● **Input data**

------------------------------------------------

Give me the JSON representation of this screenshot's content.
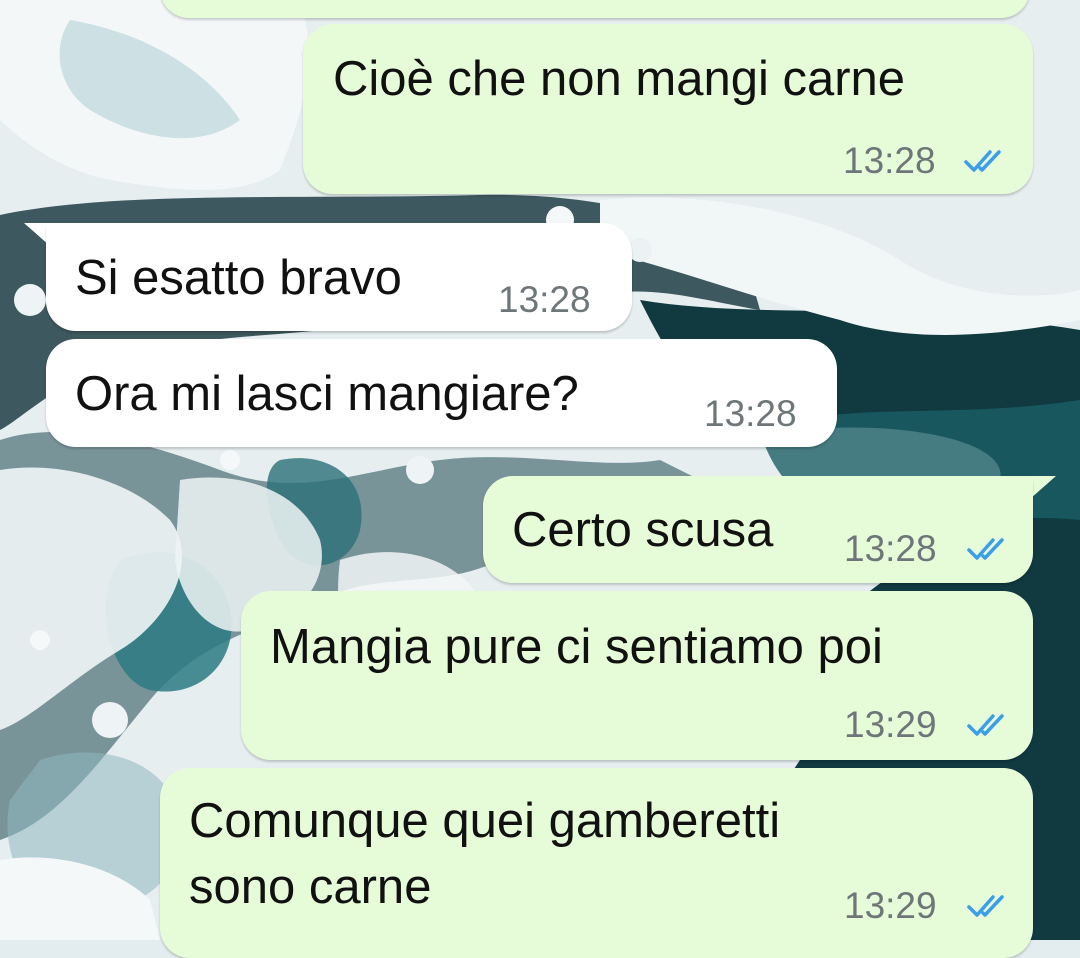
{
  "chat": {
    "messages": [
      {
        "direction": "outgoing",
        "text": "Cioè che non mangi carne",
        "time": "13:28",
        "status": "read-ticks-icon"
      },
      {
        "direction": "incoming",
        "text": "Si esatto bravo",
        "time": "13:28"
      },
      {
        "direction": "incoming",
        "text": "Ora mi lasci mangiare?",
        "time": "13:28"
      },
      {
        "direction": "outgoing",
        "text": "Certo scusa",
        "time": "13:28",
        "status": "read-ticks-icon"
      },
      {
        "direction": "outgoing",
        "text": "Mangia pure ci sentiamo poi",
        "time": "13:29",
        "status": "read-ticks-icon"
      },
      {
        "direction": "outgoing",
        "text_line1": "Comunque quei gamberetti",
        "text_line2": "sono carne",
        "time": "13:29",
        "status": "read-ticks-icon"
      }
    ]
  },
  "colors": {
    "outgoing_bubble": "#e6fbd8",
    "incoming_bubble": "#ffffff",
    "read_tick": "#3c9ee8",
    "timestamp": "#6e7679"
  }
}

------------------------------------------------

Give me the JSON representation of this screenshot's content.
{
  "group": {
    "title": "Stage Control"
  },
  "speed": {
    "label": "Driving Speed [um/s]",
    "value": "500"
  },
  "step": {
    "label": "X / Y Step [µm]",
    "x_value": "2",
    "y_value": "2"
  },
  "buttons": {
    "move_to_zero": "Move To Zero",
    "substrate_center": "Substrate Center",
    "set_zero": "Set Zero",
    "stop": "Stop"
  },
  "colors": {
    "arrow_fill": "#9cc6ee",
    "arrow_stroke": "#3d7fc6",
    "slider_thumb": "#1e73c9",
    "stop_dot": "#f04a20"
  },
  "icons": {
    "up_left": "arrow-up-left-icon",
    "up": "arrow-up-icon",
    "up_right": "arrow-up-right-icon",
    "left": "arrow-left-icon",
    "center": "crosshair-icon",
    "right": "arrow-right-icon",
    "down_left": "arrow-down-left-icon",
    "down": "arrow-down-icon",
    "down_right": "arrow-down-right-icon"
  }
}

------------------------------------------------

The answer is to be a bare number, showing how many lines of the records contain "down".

● **Solution to this exercise**
3